The above build might be considered an “advanced setup”. It uses redundant CO2 sensors (A Sensirion SCD30 inside in ambient mode, and a Sensair K30 outside in sampling mode), controls a pump motor, and has filters that need to be plumbed to the external sensor. A functional block diagram looks like this:


Advanced electronics functional diagram

(A note about sample gas flow direction. The documentation on CO2 Meter for the sample kit addition to the K30 CO2 sensor shows a “pull configuration”, with the pump after the sensor pulling gas through it. After speaking with engineers at CO2 meter, we were recommended to use a “push configuration”, with the pump before the sensor pushing gas into it.)

The sensor suite was configured to post data serially in a format that could easily be captured by a serial monitor (such as that included with the Arduino IDE) and pasted as a CSV text block. Typical data looks like this, with a header row followed by one or more data rows:

[*** BEGIN DATA OUTPUT ***]
Elapsed time (s), CO2-K30 (ppm), CO2-SCD30 (ppm), Temp-SCD30 (C), RH-SCD30 (%), Temp-BME280 (C), RH-BME280 (%), Pressure-BME280 (hPa)
20.02,858,619.51,27.54,57.01,27.07,57.80,1002.47
40.03,817,623.10,27.61,56.46,27.06,57.42,1002.41
60.05,797,621.98,27.70,56.60,27.05,57.46,1002.40
80.06,781,620.59,27.76,55.60,27.05,56.73,1002.42
...

By reporting elapsed time from start (rather than, say, local absolute time or equivalent), any microcontroller should be able to generate similar data without the need for a real-time-clock (RTC) or access to network time. Data could be easily pasted into any spreadsheet, such as Google Sheets:

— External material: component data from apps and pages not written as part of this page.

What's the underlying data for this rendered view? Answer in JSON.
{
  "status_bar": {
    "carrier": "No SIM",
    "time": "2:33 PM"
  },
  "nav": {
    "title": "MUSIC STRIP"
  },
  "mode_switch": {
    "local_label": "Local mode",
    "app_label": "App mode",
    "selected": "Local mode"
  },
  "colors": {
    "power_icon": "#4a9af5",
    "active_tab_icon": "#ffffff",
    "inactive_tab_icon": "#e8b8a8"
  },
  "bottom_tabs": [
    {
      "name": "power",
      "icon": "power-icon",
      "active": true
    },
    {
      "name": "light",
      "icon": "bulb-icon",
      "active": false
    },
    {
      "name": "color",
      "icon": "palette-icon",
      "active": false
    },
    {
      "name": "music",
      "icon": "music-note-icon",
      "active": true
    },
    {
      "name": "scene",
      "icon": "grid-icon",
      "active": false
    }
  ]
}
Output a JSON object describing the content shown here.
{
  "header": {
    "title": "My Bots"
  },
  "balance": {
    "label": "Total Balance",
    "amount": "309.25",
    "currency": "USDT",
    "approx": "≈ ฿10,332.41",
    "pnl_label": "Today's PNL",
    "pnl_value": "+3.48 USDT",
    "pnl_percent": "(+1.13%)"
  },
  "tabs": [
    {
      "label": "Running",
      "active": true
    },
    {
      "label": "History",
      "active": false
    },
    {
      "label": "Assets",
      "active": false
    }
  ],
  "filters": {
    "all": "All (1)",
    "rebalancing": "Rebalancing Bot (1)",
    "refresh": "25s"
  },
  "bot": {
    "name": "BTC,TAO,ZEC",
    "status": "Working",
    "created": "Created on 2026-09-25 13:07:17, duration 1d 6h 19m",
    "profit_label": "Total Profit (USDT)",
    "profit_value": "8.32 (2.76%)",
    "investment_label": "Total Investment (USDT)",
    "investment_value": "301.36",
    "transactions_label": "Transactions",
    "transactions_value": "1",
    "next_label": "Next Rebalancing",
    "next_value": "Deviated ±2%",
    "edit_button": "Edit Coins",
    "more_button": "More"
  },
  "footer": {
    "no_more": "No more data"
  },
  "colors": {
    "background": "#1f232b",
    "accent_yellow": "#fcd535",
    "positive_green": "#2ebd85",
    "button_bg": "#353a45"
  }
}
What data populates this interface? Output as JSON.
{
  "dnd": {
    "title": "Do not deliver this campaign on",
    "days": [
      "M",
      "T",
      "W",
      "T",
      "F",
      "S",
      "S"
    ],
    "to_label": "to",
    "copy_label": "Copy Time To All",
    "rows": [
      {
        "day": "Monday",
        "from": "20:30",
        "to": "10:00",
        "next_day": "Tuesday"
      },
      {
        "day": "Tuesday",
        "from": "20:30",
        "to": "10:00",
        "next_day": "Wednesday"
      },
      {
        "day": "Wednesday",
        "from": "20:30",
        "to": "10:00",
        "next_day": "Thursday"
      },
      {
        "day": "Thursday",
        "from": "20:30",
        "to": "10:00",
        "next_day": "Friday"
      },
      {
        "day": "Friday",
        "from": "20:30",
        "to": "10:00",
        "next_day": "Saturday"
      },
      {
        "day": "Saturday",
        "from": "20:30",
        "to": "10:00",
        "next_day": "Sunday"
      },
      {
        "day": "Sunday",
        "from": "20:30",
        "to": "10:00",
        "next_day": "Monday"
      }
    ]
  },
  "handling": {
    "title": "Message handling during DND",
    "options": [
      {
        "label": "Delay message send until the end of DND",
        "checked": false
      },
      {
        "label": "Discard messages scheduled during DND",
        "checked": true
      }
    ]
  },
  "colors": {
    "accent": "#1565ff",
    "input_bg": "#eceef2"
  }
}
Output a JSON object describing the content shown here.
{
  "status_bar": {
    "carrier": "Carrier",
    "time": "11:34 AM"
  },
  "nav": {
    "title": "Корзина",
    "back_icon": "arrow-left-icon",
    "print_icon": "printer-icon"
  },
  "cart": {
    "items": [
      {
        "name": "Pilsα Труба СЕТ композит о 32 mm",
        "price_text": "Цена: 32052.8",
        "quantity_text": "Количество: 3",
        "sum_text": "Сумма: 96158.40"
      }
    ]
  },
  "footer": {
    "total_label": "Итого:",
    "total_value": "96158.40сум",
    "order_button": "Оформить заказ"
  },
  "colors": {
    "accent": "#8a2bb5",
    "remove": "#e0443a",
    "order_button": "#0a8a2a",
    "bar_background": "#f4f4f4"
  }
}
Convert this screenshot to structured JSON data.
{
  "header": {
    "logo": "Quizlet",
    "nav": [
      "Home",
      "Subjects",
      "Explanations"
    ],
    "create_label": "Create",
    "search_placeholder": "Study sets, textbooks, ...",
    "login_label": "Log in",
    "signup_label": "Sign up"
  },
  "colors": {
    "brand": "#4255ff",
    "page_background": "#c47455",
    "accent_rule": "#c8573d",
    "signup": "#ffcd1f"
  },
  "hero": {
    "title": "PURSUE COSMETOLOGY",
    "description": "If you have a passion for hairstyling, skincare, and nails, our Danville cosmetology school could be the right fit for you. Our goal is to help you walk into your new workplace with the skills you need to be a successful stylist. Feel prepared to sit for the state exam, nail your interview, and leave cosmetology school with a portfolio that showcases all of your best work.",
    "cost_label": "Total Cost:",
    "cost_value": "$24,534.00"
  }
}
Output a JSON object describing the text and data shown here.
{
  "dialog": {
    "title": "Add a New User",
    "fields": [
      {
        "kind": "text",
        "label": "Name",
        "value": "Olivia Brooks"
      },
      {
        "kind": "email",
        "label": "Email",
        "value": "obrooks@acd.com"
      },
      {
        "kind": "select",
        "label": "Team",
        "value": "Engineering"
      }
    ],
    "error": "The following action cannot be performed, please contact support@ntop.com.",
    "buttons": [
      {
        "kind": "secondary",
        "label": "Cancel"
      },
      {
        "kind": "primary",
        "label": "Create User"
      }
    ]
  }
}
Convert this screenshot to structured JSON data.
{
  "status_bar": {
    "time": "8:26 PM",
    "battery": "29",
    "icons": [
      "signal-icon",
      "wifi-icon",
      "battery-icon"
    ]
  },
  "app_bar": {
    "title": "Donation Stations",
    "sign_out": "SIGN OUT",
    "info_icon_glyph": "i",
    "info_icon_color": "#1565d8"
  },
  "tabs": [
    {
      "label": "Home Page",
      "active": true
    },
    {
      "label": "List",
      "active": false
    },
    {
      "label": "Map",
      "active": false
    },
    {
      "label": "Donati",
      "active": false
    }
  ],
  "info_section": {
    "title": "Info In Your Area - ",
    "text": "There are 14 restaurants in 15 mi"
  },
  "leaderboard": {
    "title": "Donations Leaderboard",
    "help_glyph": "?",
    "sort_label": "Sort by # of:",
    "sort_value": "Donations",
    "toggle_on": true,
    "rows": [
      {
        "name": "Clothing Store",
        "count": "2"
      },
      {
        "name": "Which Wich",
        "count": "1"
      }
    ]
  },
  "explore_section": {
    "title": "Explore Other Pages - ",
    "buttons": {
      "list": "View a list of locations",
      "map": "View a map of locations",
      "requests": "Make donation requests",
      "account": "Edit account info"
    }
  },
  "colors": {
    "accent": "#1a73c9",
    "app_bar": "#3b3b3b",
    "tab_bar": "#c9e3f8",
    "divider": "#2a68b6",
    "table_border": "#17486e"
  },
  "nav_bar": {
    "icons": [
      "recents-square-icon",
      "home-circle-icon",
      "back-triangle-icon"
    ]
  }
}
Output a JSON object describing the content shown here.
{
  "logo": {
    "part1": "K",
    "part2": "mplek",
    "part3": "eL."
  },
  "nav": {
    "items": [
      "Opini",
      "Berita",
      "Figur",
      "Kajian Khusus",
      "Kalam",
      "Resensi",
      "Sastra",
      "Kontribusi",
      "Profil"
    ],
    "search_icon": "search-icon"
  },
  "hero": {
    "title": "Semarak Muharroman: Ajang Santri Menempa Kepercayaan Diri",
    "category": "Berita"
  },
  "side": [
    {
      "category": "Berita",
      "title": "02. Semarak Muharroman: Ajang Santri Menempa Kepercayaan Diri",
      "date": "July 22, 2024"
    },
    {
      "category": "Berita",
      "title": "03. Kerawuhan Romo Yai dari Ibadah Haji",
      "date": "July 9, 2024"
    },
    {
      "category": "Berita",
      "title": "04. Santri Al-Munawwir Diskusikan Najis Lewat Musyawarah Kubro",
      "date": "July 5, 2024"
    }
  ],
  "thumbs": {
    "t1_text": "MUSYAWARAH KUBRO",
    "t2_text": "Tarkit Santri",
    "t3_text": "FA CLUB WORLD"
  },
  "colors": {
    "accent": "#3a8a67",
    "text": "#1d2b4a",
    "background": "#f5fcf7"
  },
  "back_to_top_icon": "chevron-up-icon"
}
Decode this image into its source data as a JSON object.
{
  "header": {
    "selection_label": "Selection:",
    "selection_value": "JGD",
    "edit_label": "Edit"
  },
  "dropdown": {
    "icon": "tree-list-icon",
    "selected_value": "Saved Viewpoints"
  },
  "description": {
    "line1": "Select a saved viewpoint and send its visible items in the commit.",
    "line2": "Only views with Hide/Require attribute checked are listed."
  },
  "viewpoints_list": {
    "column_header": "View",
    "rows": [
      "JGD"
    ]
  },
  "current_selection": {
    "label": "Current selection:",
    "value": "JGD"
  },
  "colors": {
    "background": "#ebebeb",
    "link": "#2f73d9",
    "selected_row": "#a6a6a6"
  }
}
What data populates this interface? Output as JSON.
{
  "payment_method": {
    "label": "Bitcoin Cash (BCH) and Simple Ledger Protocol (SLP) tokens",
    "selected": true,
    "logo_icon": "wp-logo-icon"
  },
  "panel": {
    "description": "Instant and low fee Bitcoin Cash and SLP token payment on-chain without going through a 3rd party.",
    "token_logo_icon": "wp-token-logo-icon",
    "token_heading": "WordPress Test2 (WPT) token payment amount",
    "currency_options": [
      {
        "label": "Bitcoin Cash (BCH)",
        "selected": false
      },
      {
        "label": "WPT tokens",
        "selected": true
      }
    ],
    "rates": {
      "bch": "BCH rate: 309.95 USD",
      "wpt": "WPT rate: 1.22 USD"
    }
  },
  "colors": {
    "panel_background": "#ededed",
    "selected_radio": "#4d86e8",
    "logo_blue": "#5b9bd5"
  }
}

Example of CSV output imported to a spreadsheet.

Data could also be sent to the cloud, such as Adafruit’s IO service (based on MQQT).


Example of data shared to cloud.

In order to get as many people as possible building sorbent testers and testing sorbents, the team also looked at simplifying the setup. After several tests in which the K30 and SCD30 tracked each other (with a consistent delta in readings but always trending the same direction and similar relative changes measured), we felt that a simple version built around only an ambient sensor in the chamber would be adequate for our purposes. This would eliminate the need for powering and controlling a pump. A minimum setup looks like this:


Minimum viable sorbent tester.

This arrangement would sacrifice some nice-to-haves: a sensor carefully filtered from humidity and isolated from moisture, one with dedicated manual calibration functions, online data reporting, etc. But it would be much simpler and should still provide usable insight comparing sorbent candidates.

To further simplify things, a no-solder path would be nice, enabling people without soldering experience or equipment to participate. As of 2021, many microcontroller development board manufacturers offer built-in 4-pin peripheral connectors, enabling sensors to be added to microcontrollers without soldering. The SEEED studio Grove ecosystem is one such option. Adafruit and Sparkfun also offer a compatible I2C bus port built around standard JST-SH connectors, called either STEMMA or QWIIC. Adafruit offers the SCD30 on a STEMMA-enabled breakout board, so one easy no-solder option is to use an Adafruit Feather form-factor microcontroller.

Here, an ESP32-based Feather is connected to an SCD30 inside the test chamber. (An even simpler version could omit the electrical connection on the lid for simply hot gluing a Stemma cable passed through a small drilled hole).


Simplified sorbent tester.

Data from this setup simply reports the three parameters tracked by the SCD30:

Elapsed time (s), CO2-SCD30 (ppm), Temp-SCD30 (C), RH-SCD30 (%) 
5.11, 0.000, 28.47, 49.95
10.18, 545.124, 28.50, 49.97
15.24, 519.152, 28.51, 49.92
20.31, 520.115, 28.56, 49.83
25.38, 520.488, 28.57, 49.75

In this case, the ESP32 board can easily send MQQT data to the web, but this wouldn’t be necessary for a non-networked microcontroller, making this arrangement suitable for pretty much any microcontroller someone might prefer to use.

Both the simple and advanced Sorbent Testers in use simultaneously:

Here’s what data from these devices looks graphed in a spreadsheet: